Approximately 15% of the United States population suffers from gluten intolerance of one form or another, ranging from gluten sensitivity to Celiac disease. Celiac disease is a digestive disease that damages the small intestine and interferes with absorption of nutrients from food. Celiac disease affects people in all parts of the world.

Originally thought to be a rare childhood syndrome, celiac disease is now known to be a common genetic disorder. It is also becoming more prevalent, as gluten is now used in a far wider variety of foods than in previous years. People who have celiac disease cannot tolerate gluten, a protein present in wheat, rye, and barley. Gluten is found mainly in foods, but may also be found in everyday products such as medicines, vitamins and lip balms.

Celiac disease and gluten intolerance can be disabling and require sufferers to spend large amounts of time and money treating the disease or syndrome. This bill will create a pilot program designed to reduce the suffering of sufferers who patronize state-owned cafeterias as a way to determine the ultimate cost and feasibility of instituting gluten labeling requirements in all state owned, leased and operated eating establishments.

LEGISLATIVE HISTORY: 2011-12: S.1124 - Referred to Health 2010: S.7460 - Referred to Health

FISCAL IMPLICATIONS: None.

EFFECTIVE DATE: This act shall take effect on the one hundred eightieth day after it shall become law, and shall expire and be deemed repealed three years after such date.


Text

STATE OF NEW YORK ________________________________________________________________________ 3094--A 2013-2014 Regular Sessions IN SENATE January 30, 2013 ___________
Introduced by Sens. PARKER, DILAN, SAMPSON -- read twice and ordered printed, and when printed to be committed to the Committee on Health -- recommitted to the Committee on Health in accordance with Senate Rule 6, sec. 8 -- reported favorably from said committee and committed to the Committee on Finance -- committee discharged, bill amended, ordered reprinted as amended and recommitted to said committee AN ACT to establish a pilot program related to making the gluten content of food available at certain state owned, operated, or leased cafete- rias; and providing for the repeal of such provisions upon expiration thereof THE PEOPLE OF THE STATE OF NEW YORK, REPRESENTED IN SENATE AND ASSEM- BLY, DO ENACT AS FOLLOWS: Section 1. Notwithstanding any other provision of law to the contrary, the commissioner of the office of general services shall identify four state owned buildings, facilities, or complexes where food and beverages are offered for sale to the general public or government employees in a cafeteria setting which are operated or leased by the state, for inclu- sion in a gluten content pilot program.

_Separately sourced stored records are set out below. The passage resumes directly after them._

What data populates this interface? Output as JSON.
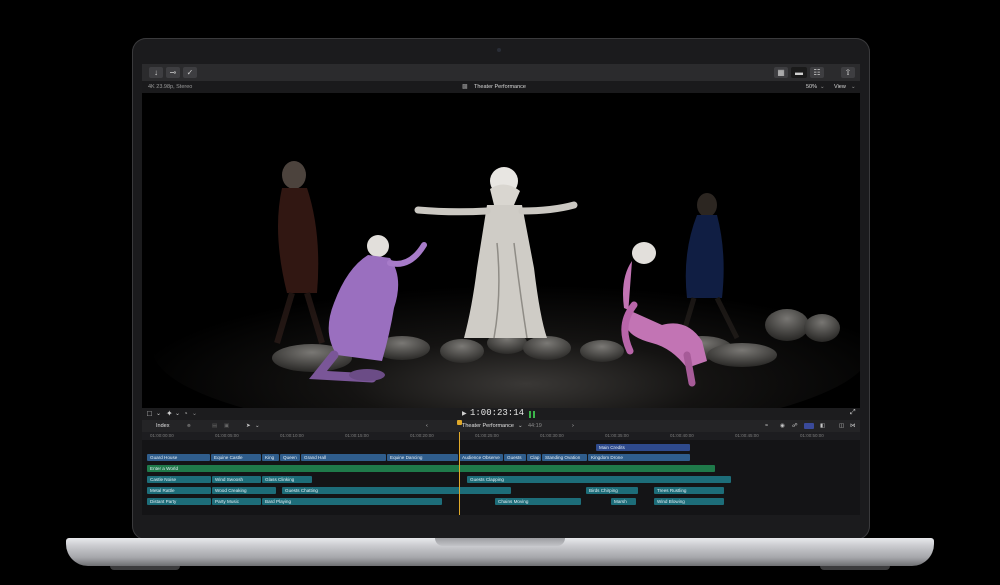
{
  "toolbar": {
    "left_icons": [
      "import-icon",
      "keyword-icon",
      "checkmark-icon"
    ],
    "right_icons": [
      "browser-layout-icon",
      "timeline-layout-icon",
      "inspector-layout-icon",
      "share-icon"
    ]
  },
  "viewer": {
    "format": "4K 23.98p, Stereo",
    "title": "Theater Performance",
    "zoom": "50%",
    "view_label": "View"
  },
  "transport": {
    "timecode": "1:00:23:14"
  },
  "timeline": {
    "index_label": "Index",
    "project_name": "Theater Performance",
    "duration": "44:19",
    "ruler_ticks": [
      "01:00:00:00",
      "01:00:05:00",
      "01:00:10:00",
      "01:00:15:00",
      "01:00:20:00",
      "01:00:25:00",
      "01:00:30:00",
      "01:00:35:00",
      "01:00:40:00",
      "01:00:45:00",
      "01:00:50:00",
      "01:00:55:00"
    ],
    "title_clips": [
      {
        "label": "Main Credits"
      }
    ],
    "video_clips": [
      {
        "label": "Guard House"
      },
      {
        "label": "Equine Castle"
      },
      {
        "label": "King"
      },
      {
        "label": "Queen"
      },
      {
        "label": "Grand Hall"
      },
      {
        "label": "Equine Dancing"
      },
      {
        "label": "Audience Observe"
      },
      {
        "label": "Guests"
      },
      {
        "label": "Clap"
      },
      {
        "label": "Standing Ovation"
      },
      {
        "label": "Kingdom Drone"
      }
    ],
    "storyline": {
      "label": "Enter a World"
    },
    "audio_rows": [
      [
        {
          "label": "Castle Noise"
        },
        {
          "label": "Wind Swoosh"
        },
        {
          "label": "Glass Clinking"
        },
        {
          "label": "Guests Clapping"
        }
      ],
      [
        {
          "label": "Metal Rattle"
        },
        {
          "label": "Wood Creaking"
        },
        {
          "label": "Guests Chatting"
        },
        {
          "label": "Birds Chirping"
        },
        {
          "label": "Trees Rustling"
        }
      ],
      [
        {
          "label": "Distant Party"
        },
        {
          "label": "Party Music"
        },
        {
          "label": "Bard Playing"
        },
        {
          "label": "Chains Moving"
        },
        {
          "label": "Marsh"
        },
        {
          "label": "Wind Blowing"
        }
      ]
    ]
  }
}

One state owned building, facil- ity, or complex for such pilot program shall be located in each of the following cities: Albany, Buffalo, Syracuse, and New York City. The commissioner shall ensure that the cafeterias contained within the iden- tified buildings, facilities, or complexes have an employee available during the hours of operation that can accurately identify upon request whether a food or beverage item offered is gluten-free. For the purposes of this section, the term "gluten-free" shall include food or beverage that is consistent with the Food and Drug Administration's final rule to define the term "gluten-free" for voluntary use in the labeling of food. S 2. This act shall take effect on the one hundred eightieth day after it shall have become a law, and shall expire and be deemed repealed three years after such date.

Comments

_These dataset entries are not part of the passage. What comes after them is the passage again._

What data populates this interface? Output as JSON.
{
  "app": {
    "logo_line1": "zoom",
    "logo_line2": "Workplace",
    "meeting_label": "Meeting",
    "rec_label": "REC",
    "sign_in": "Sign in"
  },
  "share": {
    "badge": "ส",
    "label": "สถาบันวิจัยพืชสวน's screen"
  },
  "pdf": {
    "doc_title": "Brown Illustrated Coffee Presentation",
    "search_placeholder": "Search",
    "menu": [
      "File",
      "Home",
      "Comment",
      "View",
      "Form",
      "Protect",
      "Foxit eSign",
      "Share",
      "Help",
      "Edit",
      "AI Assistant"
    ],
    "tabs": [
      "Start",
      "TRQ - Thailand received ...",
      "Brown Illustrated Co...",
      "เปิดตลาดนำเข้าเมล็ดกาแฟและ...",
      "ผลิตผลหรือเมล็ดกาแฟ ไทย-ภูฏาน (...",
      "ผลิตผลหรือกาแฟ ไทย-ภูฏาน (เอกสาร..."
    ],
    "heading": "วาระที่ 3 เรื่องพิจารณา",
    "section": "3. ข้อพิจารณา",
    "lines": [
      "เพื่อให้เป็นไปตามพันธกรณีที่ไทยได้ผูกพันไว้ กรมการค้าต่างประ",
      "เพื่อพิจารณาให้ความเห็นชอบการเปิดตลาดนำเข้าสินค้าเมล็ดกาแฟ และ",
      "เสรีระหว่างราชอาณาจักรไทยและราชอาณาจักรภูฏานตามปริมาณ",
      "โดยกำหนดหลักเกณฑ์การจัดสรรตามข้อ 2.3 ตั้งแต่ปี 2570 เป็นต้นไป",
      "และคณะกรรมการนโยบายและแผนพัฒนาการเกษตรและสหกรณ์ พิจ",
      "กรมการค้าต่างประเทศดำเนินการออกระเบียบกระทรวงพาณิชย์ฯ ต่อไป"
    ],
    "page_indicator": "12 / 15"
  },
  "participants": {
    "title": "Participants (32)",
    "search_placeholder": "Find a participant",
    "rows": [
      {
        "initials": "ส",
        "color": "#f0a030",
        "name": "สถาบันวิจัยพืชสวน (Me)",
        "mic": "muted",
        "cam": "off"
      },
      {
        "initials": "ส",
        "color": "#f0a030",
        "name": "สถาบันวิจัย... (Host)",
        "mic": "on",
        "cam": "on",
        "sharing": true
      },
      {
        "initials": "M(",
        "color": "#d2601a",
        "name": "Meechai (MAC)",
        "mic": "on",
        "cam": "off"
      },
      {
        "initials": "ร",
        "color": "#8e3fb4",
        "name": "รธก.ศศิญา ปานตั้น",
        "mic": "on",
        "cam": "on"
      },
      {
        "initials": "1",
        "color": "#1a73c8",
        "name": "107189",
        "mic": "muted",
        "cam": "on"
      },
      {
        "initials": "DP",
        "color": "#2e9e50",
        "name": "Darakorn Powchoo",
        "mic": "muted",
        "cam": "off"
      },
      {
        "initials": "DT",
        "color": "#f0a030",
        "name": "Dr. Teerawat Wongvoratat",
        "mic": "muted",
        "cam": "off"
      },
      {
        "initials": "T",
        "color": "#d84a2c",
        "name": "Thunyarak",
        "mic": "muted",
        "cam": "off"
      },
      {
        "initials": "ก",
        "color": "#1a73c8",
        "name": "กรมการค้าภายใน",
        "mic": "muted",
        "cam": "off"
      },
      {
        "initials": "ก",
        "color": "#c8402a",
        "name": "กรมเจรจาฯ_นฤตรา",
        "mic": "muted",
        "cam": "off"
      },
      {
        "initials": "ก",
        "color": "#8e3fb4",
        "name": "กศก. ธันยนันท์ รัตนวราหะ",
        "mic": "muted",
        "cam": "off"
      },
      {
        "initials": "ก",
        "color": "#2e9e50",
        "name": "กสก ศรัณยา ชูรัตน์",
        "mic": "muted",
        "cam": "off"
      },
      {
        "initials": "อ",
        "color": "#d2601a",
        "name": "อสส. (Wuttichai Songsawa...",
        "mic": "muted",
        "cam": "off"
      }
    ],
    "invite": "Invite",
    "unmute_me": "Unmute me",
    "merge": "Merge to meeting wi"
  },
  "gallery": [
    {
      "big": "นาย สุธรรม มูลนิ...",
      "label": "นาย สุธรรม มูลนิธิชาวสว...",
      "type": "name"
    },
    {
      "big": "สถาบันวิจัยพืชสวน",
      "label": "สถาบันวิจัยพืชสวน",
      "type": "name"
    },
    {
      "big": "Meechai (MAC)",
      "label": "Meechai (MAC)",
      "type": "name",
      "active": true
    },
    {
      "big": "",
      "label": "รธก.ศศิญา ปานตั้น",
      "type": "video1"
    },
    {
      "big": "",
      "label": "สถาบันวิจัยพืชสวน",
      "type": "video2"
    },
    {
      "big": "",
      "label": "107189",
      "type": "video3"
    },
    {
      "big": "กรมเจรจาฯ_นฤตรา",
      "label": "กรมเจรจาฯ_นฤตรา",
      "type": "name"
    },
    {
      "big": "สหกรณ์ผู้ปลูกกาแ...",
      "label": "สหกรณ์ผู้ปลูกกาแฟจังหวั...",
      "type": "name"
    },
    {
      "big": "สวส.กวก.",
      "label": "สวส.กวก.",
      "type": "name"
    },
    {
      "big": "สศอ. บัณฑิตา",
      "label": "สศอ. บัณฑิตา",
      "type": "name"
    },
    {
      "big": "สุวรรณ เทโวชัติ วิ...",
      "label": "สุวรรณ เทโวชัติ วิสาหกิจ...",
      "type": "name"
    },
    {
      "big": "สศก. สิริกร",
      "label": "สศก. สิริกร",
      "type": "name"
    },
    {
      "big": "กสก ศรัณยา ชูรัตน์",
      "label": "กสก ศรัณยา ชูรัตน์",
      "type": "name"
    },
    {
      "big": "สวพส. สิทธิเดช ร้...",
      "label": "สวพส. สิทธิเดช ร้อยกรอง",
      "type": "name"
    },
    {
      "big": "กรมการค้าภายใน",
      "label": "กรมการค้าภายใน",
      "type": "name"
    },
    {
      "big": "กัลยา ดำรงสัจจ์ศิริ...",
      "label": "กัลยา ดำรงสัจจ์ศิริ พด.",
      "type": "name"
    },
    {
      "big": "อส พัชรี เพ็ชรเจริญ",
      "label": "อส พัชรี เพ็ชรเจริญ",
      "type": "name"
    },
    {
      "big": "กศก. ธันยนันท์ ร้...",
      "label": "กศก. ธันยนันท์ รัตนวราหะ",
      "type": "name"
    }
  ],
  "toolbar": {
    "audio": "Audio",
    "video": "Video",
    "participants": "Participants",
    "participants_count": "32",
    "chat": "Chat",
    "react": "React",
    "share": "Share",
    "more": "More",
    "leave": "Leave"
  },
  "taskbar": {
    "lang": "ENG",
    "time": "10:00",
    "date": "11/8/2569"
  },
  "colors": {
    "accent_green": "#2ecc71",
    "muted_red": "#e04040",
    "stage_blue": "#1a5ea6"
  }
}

Open Legislation comments facilitate discussion of New York State legislation. All comments are subject to moderation. Comments deemed off-topic, commercial, campaign-related, self-promotional; or that contain profanity or hate speech; or that link to sites outside of the nysenate.gov domain are not permitted, and will not be published. Comment moderation is generally performed Monday through Friday.

By contributing or voting you agree to the Terms of Participation and verify you are over 13.

Discuss!

blog comments powered by Disqus